Having studied the impact of grit in a variety of settings, Angela and her colleagues convincingly demonstrate that people with the most grit achieve the most positive outcomes. For example, researchers have found that those who score high on grit are more likely to persist in a variety of commitments than those who score low. Grittier soldiers in training for the elite Army Special Operations Forces were more likely to complete the course, and grittier salespeople were more likely to stay in their jobs longer. Grittier high school students were more likely to graduate, and grittier men were more likely to stay married. In challenging public school settings, novice teachers in Teach for America with the most grit see greater increases in the academic gains of their students than their less gritty teacher counterparts see. In addition, spelling bee contestants who rated high on the grit scale were consistently the champions. In other words, grit is not unique to any particular domain of work; it’s applicable everywhere.

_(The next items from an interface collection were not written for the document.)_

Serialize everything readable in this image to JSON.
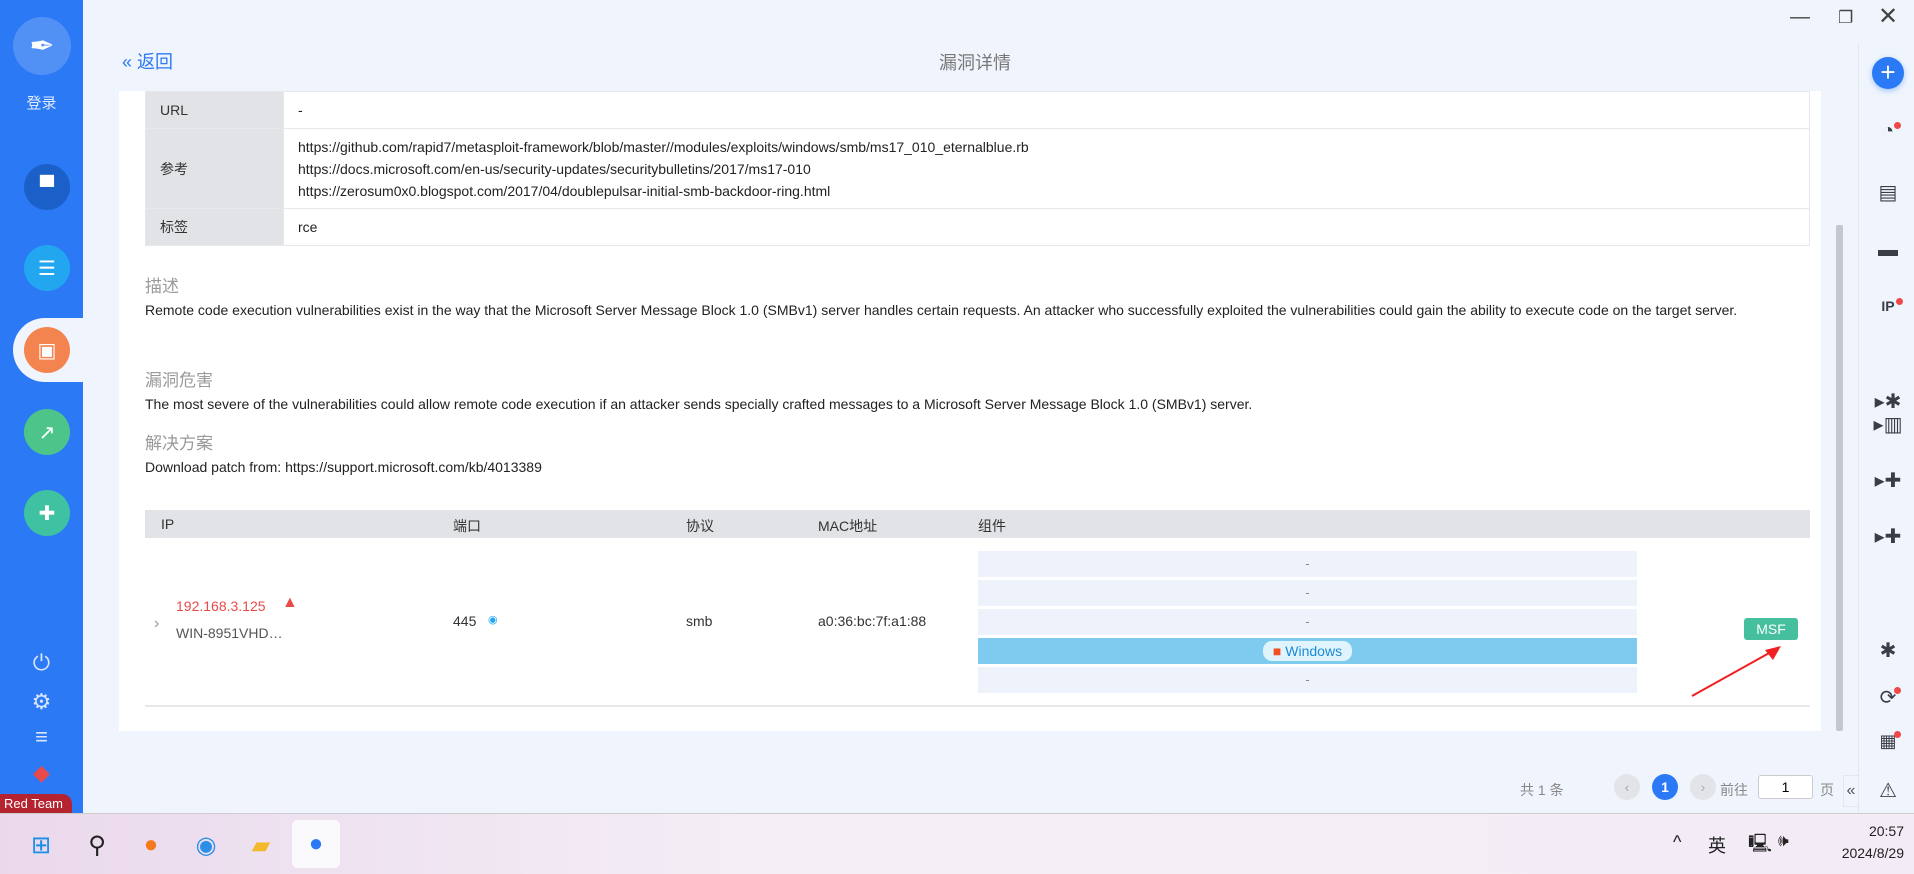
{
  "sidebar": {
    "login": "登录",
    "badge": "Red Team",
    "nav": [
      "profile",
      "server",
      "report",
      "monitor",
      "plugin"
    ]
  },
  "header": {
    "back": "返回",
    "title": "漏洞详情"
  },
  "info": {
    "url_label": "URL",
    "url_value": "-",
    "ref_label": "参考",
    "refs": [
      "https://github.com/rapid7/metasploit-framework/blob/master//modules/exploits/windows/smb/ms17_010_eternalblue.rb",
      "https://docs.microsoft.com/en-us/security-updates/securitybulletins/2017/ms17-010",
      "https://zerosum0x0.blogspot.com/2017/04/doublepulsar-initial-smb-backdoor-ring.html"
    ],
    "tag_label": "标签",
    "tag_value": "rce"
  },
  "desc": {
    "heading": "描述",
    "text": "Remote code execution vulnerabilities exist in the way that the Microsoft Server Message Block 1.0 (SMBv1) server handles certain requests. An attacker who successfully exploited the vulnerabilities could gain the ability to execute code on the target server."
  },
  "harm": {
    "heading": "漏洞危害",
    "text": "The most severe of the vulnerabilities could allow remote code execution if an attacker sends specially crafted messages to a Microsoft Server Message Block 1.0 (SMBv1) server."
  },
  "solution": {
    "heading": "解决方案",
    "text": "Download patch from: https://support.microsoft.com/kb/4013389"
  },
  "table": {
    "headers": [
      "IP",
      "端口",
      "协议",
      "MAC地址",
      "组件"
    ],
    "row": {
      "ip": "192.168.3.125",
      "host": "WIN-8951VHD…",
      "port": "445",
      "protocol": "smb",
      "mac": "a0:36:bc:7f:a1:88",
      "components": [
        "-",
        "-",
        "-",
        "Windows",
        "-"
      ],
      "action": "MSF"
    }
  },
  "pagination": {
    "total": "共 1 条",
    "current": "1",
    "goto": "前往",
    "page_input": "1",
    "page_suffix": "页"
  },
  "taskbar": {
    "ime": "英",
    "time": "20:57",
    "date": "2024/8/29"
  },
  "colors": {
    "accent": "#2b79f5",
    "danger": "#e84a4a",
    "msf": "#45bf9d"
  }
}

It’s essential to note, however, that grit is not the same thing as persistence. Passion and purpose are equally important elements of grit. You have to care deeply about the outcome and why you are pursuing it. Without a strong desire to achieve something that matters deeply to you, you won’t be able to persist in struggling to attain it. And here’s the good news: we’ve found in our research, using Angela’s grit scale, that those leaders who score high on grit, compared to those who score low, are significantly more likely to demonstrate The Five Practices of Exemplary Leadership®.
Jim Kouzes is the Dean’s Executive Fellow of Leadership, Leavey School of Business, Santa Clara University. Cited by The Wall Street Journal as one of the twelve best executive educators in the U.S., he was also the recipient of the 2015 Lifetime Achievement Award by Trust Across America. Together with Barry Posner, he is author of over 30 books and workbooks on leadership and leadership development, including the most recent Stop Selling & Start Leading (with additional co-author Deb Calvert), fully-revised and updated sixth edition of the international bestseller, The Leadership Challenge, and Learning Leadership, selected by Strategy+Business as one of the 2016 Best Business Books of Year.